People suggest, in not quite so many words, that if we don’t have this tax or that spending program or yet another regulation, we’ll somehow slip below the Mason-Dixon Line. Fortunately, nothing is so tenuous about our situation. This strict view – good states don’t allow bad behavior – leads us to pile on rules without any perspective on the real-life effects of those rules. Until we stop wearing policies as a badge of honor, it will be hard to honestly assess their impact on people.
A new study from the Employment Policies Institute shows that Connecticut’s 2012 paid sick leave law resulted in reduced benefits and less hours for young and low-wage workers. The study, conducted by Dr. Thomas Ahn of the University of Kentucky, focused on Connecticut because it was the first state to mandate paid sick leave and therefore had the most measurable data. According to Ahn’s research one-third of surveyed businesses reduced other employee benefits to compensate for costs due to the law. One fifth of the businesses either raised prices or reduced staffing levels.
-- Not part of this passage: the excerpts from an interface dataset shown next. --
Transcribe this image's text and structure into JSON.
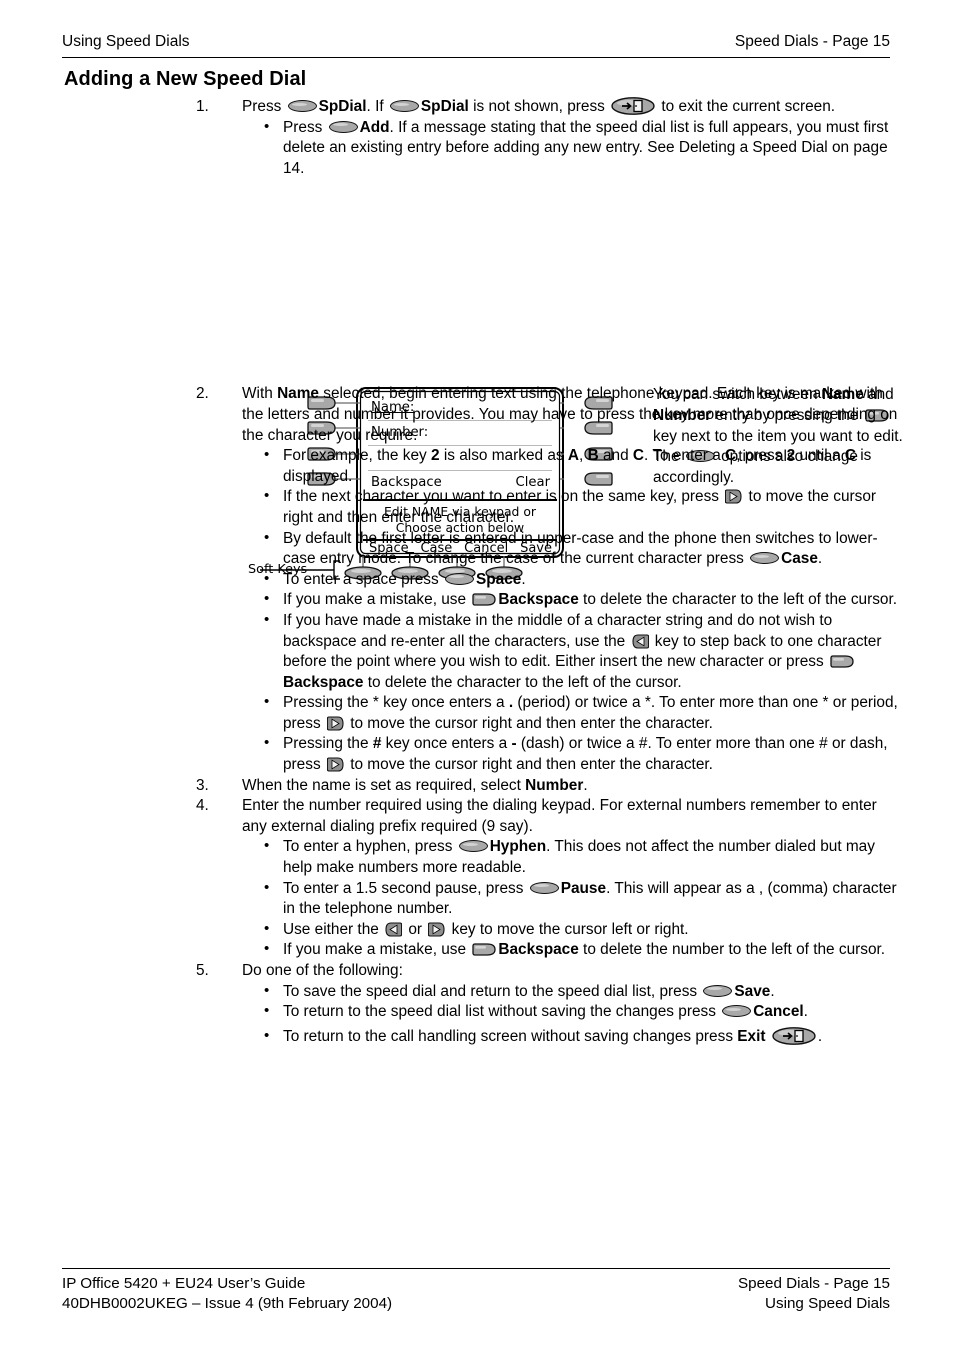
{
  "header": {
    "left": "Using Speed Dials",
    "right": "Speed Dials - Page 15"
  },
  "title": "Adding a New Speed Dial",
  "steps": [
    {
      "num": "1.",
      "text_a": "Press ",
      "bold_a": "SpDial",
      "text_b": ". If ",
      "bold_b": "SpDial",
      "text_c": " is not shown, press ",
      "text_d": " to exit the current screen.",
      "bullets": [
        {
          "text_a": "Press ",
          "bold_a": "Add",
          "text_b": ". If a message stating that the speed dial list is full appears, you must first delete an existing entry before adding any new entry. See Deleting a Speed Dial on page 14."
        }
      ]
    },
    {
      "num": "2.",
      "text_a": "With ",
      "bold_a": "Name",
      "text_b": " selected, begin entering text using the telephone keypad. Each key is marked with the letters and number it provides. You may have to press the key more than once depending on the character you require."
    },
    {
      "num": "3.",
      "text_a": "When the name is set as required, select ",
      "bold_a": "Number",
      "text_b": "."
    },
    {
      "num": "4.",
      "text_a": "Enter the number required using the dialing keypad. For external numbers remember to enter any external dialing prefix required (9 say)."
    },
    {
      "num": "5.",
      "text_a": "Do one of the following:"
    }
  ],
  "step2_bullets": {
    "b1_a": "For example, the key ",
    "b1_k": "2",
    "b1_b": " is also marked as ",
    "b1_A": "A",
    "b1_c": ", ",
    "b1_B": "B",
    "b1_d": " and ",
    "b1_C": "C",
    "b1_e": ". To enter a ",
    "b1_C2": "C",
    "b1_f": ", press ",
    "b1_k2": "2",
    "b1_g": " until a ",
    "b1_C3": "C",
    "b1_h": " is displayed.",
    "b2_a": "If the next character you want to enter is on the same key, press ",
    "b2_b": " to move the cursor right and then enter the character.",
    "b3_a": "By default the first letter is entered in upper-case and the phone then switches to lower-case entry mode. To change the case of the current character press ",
    "b3_bold": "Case",
    "b3_b": ".",
    "b4_a": "To enter a space press ",
    "b4_bold": "Space",
    "b4_b": ".",
    "b5_a": "If you make a mistake, use ",
    "b5_bold": "Backspace",
    "b5_b": " to delete the character to the left of the cursor.",
    "b6_a": "If you have made a mistake in the middle of a character string and do not wish to backspace and re-enter all the characters, use the ",
    "b6_b": " key to step back to one character before the point where you wish to edit. Either insert the new character or press ",
    "b6_bold": "Backspace",
    "b6_c": " to delete the character to the left of the cursor.",
    "b7_a": "Pressing the * key once enters a ",
    "b7_dot": ".",
    "b7_b": " (period) or twice a *. To enter more than one * or period, press ",
    "b7_c": " to move the cursor right and then enter the character.",
    "b8_a": "Pressing the ",
    "b8_hash": "#",
    "b8_b": " key once enters a ",
    "b8_dash": "-",
    "b8_c": " (dash) or twice a #. To enter more than one # or dash, press ",
    "b8_d": " to move the cursor right and then enter the character."
  },
  "step4_bullets": {
    "b1_a": "To enter a hyphen, press ",
    "b1_bold": "Hyphen",
    "b1_b": ". This does not affect the number dialed but may help make numbers more readable.",
    "b2_a": "To enter a 1.5 second pause, press ",
    "b2_bold": "Pause",
    "b2_b": ". This will appear as a , (comma) character in the telephone number.",
    "b3_a": "Use either the ",
    "b3_b": " or ",
    "b3_c": " key to move the cursor left or right.",
    "b4_a": "If you make a mistake, use ",
    "b4_bold": "Backspace",
    "b4_b": " to delete the number to the left of the cursor."
  },
  "step5_bullets": {
    "b1_a": "To save the speed dial and return to the speed dial list, press ",
    "b1_bold": "Save",
    "b1_b": ".",
    "b2_a": "To return to the speed dial list without saving the changes press ",
    "b2_bold": "Cancel",
    "b2_b": ".",
    "b3_a": "To return to the call handling screen without saving changes press ",
    "b3_bold": "Exit",
    "b3_b": "."
  },
  "diagram": {
    "rows": [
      {
        "label": "Name:",
        "right": "",
        "selected": true
      },
      {
        "label": "Number:",
        "right": "",
        "selected": false
      },
      {
        "label": "",
        "right": "",
        "selected": false
      },
      {
        "label": "Backspace",
        "right": "Clear",
        "selected": false
      }
    ],
    "message_line1": "Edit NAME via keypad or",
    "message_line2": "Choose action below",
    "softkeys": [
      "Space",
      "Case",
      "Cancel",
      "Save"
    ],
    "softkeys_label": "Soft Keys"
  },
  "sidenote": {
    "a": "You can switch between ",
    "bold_name": "Name",
    "b": " and ",
    "bold_number": "Number",
    "c": " entry by pressing the ",
    "d": " key next to the item you want to edit. The ",
    "e": " options also change accordingly."
  },
  "footer": {
    "left_line1": "IP Office 5420 + EU24 User’s Guide",
    "left_line2": "40DHB0002UKEG – Issue 4 (9th February 2004)",
    "right_line1": "Speed Dials - Page 15",
    "right_line2": "Using Speed Dials"
  },
  "colors": {
    "key_fill": "#a8a8a8",
    "key_stroke": "#111111",
    "rule": "#000000"
  }
}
Connecticut is one of the epicenters of the $70 million campaign to pressure states and municipalities to raise the minimum wage to $15, despite the damaging effects that a steep minimum wage increase would have on workers. The money for the “Fight for $15” campaign comes from the dues of members of the Service Employees International Union (SEIU), which in Connecticut represents many state employees, as well as health care and food service workers. A state board, the Connecticut Low Wage Employer Advisory Board, whose membership includes an SEIU director, will hold a hearing in Bridgeport next week on whether or not the state should raise its minimum wage.
Bledar Iljazi came to the United States as a child in 1986 when his family decided they could no longer live under the government of the Socialist Republic of Macedonia. Now the entire family - twelve members across three generations - is fleeing Connecticut and pursuing a better life in South Carolina. “The way everything was ten years ago - the economy and taxes - it wasn’t as bad, but right now for small businesses we’re getting hit with taxes left and right. They’re pretty much just making them up,” Bledar said.
This week lawmakers on the Human Services Committee will vote on the Working Class Tax, a tax on jobs. This tax would be mean Connecticut employers would have to pay the state $1 per hour for every hour worked by an employee who earns less than $15 an hour. Every job matters in our state, and this tax means there will be fewer jobs, and things like your gas and groceries will be more expensive. We already tax too many things in Connecticut – we shouldn’t tax jobs too.
Don’t take it from us — take it from the Economist. A recent piece there finds that Connecticut merits only a “D” for its overall friendliness to small business. That means it’s better only than California, Illinois, Maine, Rhode Island and Vermont. Whooppee. And that’s just overall. When it comes ...